By Khaled Ahmed
June 29, 2019
Khaled Ahmed was born in 1943 in Jallandhar during the siege of Stalingrad. He has been an opinion writer based in Pakistan for the past 40 years. Over his decades of experience, he has worked for <em>The Pakistan Times, The Nation, The Frontier Post, The Friday Times and The Daily Times, three of which have been closed down either permanently or temporarily. He is now consulting editor at Newsweek Pakistan, based in Lahore.</em> Ahmed graduated from Government College Lahore during the 1965 war with India with an MA (Honours) on the roll of honour, along with a diploma in German from Punjab University. In 1970, he received a diploma in Russian (Interpretation) from Moscow State University. In 2006, he wrote the book, Sectarian War: Sunni-Shia Conflict in Pakistan at the Woodrow Wilson Centre in Washington DC.
Prime Minister Imran Khan is trying to cleanse Pakistan of corruption and set up a new equation with India at the same time. With the first, he refuses to change his style; with the second, he honestly strives for change but is expected to get nowhere for the time being. The military establishment is behind both projects. Army chief General Qamar Javed Bajwa has said so. Khan’s political opposition wants relief from the corruption cases against them; and the PM’s aggressive but unattractive style of public address ends up giving them some relief.
Pakistan has a long history of ignoring its economy while concentrating on Islamising an already non-secular state. Decades of state evolution has moulded the nation in a direction favouring militarisation aimed at revisionist adventure against India. Few can challenge this direction because of the textbook indoctrination of “homo Pakistanicus”, from school onwards.
India didn’t reject the Raj completely. Shashi Tharoor embraces the pluralism of an Indian Constitution showing “continuity” with the legacy of the Raj despite his remarkable case-building against its exploitative aspects. Indians living under Ambedkar’s constitution have gotten used to accepting the non-Hindus of India as equals. If Prime Minister Modi has any obstacle standing in the way of his Hindutva drive, it is this experience. In contrast, Pakistan has aspired to the consolidation of the identity of the Muslims.

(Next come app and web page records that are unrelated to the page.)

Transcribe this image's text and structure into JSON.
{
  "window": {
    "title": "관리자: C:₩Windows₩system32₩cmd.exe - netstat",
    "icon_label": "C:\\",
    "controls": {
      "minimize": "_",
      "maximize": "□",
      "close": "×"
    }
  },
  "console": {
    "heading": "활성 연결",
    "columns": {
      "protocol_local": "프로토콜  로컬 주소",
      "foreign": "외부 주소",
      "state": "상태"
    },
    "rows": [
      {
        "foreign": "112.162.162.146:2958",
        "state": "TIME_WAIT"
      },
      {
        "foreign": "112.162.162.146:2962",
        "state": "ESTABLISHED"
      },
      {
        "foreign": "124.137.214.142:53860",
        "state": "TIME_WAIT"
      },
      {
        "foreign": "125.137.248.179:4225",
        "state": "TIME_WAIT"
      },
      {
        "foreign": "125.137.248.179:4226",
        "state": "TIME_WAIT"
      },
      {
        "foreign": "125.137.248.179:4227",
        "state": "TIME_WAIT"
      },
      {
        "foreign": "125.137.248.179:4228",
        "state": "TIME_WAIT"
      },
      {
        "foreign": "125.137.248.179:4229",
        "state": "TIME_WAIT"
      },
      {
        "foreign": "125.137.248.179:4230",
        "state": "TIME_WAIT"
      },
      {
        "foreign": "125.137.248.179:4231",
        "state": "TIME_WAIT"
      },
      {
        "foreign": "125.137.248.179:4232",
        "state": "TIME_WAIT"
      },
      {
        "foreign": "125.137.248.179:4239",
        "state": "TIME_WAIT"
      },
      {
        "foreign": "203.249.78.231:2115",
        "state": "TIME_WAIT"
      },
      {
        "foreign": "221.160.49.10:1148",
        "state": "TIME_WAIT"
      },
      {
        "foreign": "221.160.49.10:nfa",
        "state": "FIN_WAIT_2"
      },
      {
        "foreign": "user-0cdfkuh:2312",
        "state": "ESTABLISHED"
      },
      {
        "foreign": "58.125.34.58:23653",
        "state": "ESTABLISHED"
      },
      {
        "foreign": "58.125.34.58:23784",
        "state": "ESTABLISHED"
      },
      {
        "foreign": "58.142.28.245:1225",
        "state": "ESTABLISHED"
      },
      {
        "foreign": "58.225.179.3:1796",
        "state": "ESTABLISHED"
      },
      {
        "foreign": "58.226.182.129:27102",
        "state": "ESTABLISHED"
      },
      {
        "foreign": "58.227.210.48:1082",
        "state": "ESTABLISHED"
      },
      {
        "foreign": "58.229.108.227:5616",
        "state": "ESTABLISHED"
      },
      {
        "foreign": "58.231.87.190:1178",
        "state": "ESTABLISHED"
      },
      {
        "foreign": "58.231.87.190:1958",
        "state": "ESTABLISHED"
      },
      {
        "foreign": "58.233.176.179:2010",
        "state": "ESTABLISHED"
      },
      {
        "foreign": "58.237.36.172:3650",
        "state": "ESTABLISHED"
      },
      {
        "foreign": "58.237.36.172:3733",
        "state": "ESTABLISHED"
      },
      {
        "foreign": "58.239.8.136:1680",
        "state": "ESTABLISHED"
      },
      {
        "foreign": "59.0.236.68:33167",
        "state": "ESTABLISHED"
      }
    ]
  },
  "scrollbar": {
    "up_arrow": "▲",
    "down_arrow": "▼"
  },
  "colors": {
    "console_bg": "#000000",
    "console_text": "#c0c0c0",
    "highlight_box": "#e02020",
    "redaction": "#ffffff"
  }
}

PM Modi should look closely at what Pakistan has done to itself. Laws target its unthreatening, minuscule non-Muslim minorities and make their lives untenable, targeting them through what is called the Sharia and special legislation such as the Anti-Blasphemy Law. Pakistan kills its Christians on the pretext of blasphemy. The Hindus of Sindh — some of whom belong to the same Gujarati community as that of the founder of the nation — are being subjected to persecution that the state can do nothing about. It is killing the Muslims, too, because they are Shia; and the world watches the genocide of the Hazaras of Quetta. Is the Modi government going to do the same kind of thing to the non-Hindus? Pakistan has been lynching; now India lynches too. In Pakistan people are scared of protesting against this lynching; in India, too, the secularists are frightened by what is happening in the streets while the state institutions look the other way, just as in Pakistan.
Has India decided, through its election of Modi, to teach a lesson to revisionist Pakistan by becoming just like Pakistan? It may have, but with one difference: Pakistan is economically belly-up while India is still doing well. The retreat into religion by India is going to be different from the way the Middle East and Turkey have accomplished it.
India under Modi will hopefully be pragmatic, if only to reap the advantage of being the big and economically dominant state of South Asia. Bangladesh has prospered by not antagonising it through any kind of revisionism; and has done so well economically that Pakistan has had to take note of it. By changing its current stance of “no-truck” with Pakistan, India can start negotiating to inaugurate an era of peace that may transform South Asia with India as its central power.
If China can be India’s largest trading partner why can’t India be Pakistan’s, burying the issue of Kashmir through free movement of capital and people? It is no longer a secret that behind Imran Khan’s peace overtures — so far unsuccessful — stands China, increasingly conscious of the dangers posed to the China-Pakistan Economic Corridor by India’s aggressive proxies on the Durand Line. If an Indo-Pakistan normalisation begins, it will transform South Asia and bring prosperity to its impoverished population.
Khaled Ahmed is consulting editor, Newsweek Pakistan
Source: The Indian Express